---------- GIVEN DATA ----------
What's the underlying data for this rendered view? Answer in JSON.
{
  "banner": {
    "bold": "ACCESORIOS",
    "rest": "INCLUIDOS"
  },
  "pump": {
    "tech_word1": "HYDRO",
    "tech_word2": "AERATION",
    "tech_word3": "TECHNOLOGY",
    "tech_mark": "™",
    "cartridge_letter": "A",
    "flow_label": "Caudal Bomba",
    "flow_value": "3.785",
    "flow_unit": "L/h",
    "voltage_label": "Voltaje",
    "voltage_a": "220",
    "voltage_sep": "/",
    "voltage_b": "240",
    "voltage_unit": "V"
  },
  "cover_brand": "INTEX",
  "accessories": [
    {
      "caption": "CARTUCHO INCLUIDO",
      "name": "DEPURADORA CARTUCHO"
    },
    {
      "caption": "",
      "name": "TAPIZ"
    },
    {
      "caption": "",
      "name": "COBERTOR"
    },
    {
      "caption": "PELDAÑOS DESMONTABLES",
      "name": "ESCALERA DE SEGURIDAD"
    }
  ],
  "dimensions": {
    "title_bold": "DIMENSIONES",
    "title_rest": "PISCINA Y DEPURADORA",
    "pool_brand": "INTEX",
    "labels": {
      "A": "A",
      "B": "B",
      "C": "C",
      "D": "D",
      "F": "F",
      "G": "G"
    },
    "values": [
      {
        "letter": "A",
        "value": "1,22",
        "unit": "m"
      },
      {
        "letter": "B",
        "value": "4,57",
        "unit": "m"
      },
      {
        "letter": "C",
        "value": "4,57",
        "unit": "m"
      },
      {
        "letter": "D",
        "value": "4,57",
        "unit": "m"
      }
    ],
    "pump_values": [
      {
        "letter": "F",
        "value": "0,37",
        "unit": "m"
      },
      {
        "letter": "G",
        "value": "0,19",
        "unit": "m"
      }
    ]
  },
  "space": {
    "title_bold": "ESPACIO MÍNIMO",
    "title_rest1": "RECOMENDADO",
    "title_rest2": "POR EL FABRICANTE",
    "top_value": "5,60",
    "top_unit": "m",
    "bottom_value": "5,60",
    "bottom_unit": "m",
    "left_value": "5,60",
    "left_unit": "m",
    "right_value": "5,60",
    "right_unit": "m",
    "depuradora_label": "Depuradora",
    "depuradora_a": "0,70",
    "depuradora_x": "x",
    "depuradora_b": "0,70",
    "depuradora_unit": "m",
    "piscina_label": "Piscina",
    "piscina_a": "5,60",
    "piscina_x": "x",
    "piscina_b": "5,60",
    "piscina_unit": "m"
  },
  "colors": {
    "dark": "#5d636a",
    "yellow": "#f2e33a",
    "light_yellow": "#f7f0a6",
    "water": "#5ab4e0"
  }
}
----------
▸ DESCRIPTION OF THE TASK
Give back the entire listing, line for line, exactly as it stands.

▸ EXERCISE RESPONSE
What's the underlying data for this rendered view? Answer in JSON.
{
  "banner": {
    "bold": "ACCESORIOS",
    "rest": "INCLUIDOS"
  },
  "pump": {
    "tech_word1": "HYDRO",
    "tech_word2": "AERATION",
    "tech_word3": "TECHNOLOGY",
    "tech_mark": "™",
    "cartridge_letter": "A",
    "flow_label": "Caudal Bomba",
    "flow_value": "3.785",
    "flow_unit": "L/h",
    "voltage_label": "Voltaje",
    "voltage_a": "220",
    "voltage_sep": "/",
    "voltage_b": "240",
    "voltage_unit": "V"
  },
  "cover_brand": "INTEX",
  "accessories": [
    {
      "caption": "CARTUCHO INCLUIDO",
      "name": "DEPURADORA CARTUCHO"
    },
    {
      "caption": "",
      "name": "TAPIZ"
    },
    {
      "caption": "",
      "name": "COBERTOR"
    },
    {
      "caption": "PELDAÑOS DESMONTABLES",
      "name": "ESCALERA DE SEGURIDAD"
    }
  ],
  "dimensions": {
    "title_bold": "DIMENSIONES",
    "title_rest": "PISCINA Y DEPURADORA",
    "pool_brand": "INTEX",
    "labels": {
      "A": "A",
      "B": "B",
      "C": "C",
      "D": "D",
      "F": "F",
      "G": "G"
    },
    "values": [
      {
        "letter": "A",
        "value": "1,22",
        "unit": "m"
      },
      {
        "letter": "B",
        "value": "4,57",
        "unit": "m"
      },
      {
        "letter": "C",
        "value": "4,57",
        "unit": "m"
      },
      {
        "letter": "D",
        "value": "4,57",
        "unit": "m"
      }
    ],
    "pump_values": [
      {
        "letter": "F",
        "value": "0,37",
        "unit": "m"
      },
      {
        "letter": "G",
        "value": "0,19",
        "unit": "m"
      }
    ]
  },
  "space": {
    "title_bold": "ESPACIO MÍNIMO",
    "title_rest1": "RECOMENDADO",
    "title_rest2": "POR EL FABRICANTE",
    "top_value": "5,60",
    "top_unit": "m",
    "bottom_value": "5,60",
    "bottom_unit": "m",
    "left_value": "5,60",
    "left_unit": "m",
    "right_value": "5,60",
    "right_unit": "m",
    "depuradora_label": "Depuradora",
    "depuradora_a": "0,70",
    "depuradora_x": "x",
    "depuradora_b": "0,70",
    "depuradora_unit": "m",
    "piscina_label": "Piscina",
    "piscina_a": "5,60",
    "piscina_x": "x",
    "piscina_b": "5,60",
    "piscina_unit": "m"
  },
  "colors": {
    "dark": "#5d636a",
    "yellow": "#f2e33a",
    "light_yellow": "#f7f0a6",
    "water": "#5ab4e0"
  }
}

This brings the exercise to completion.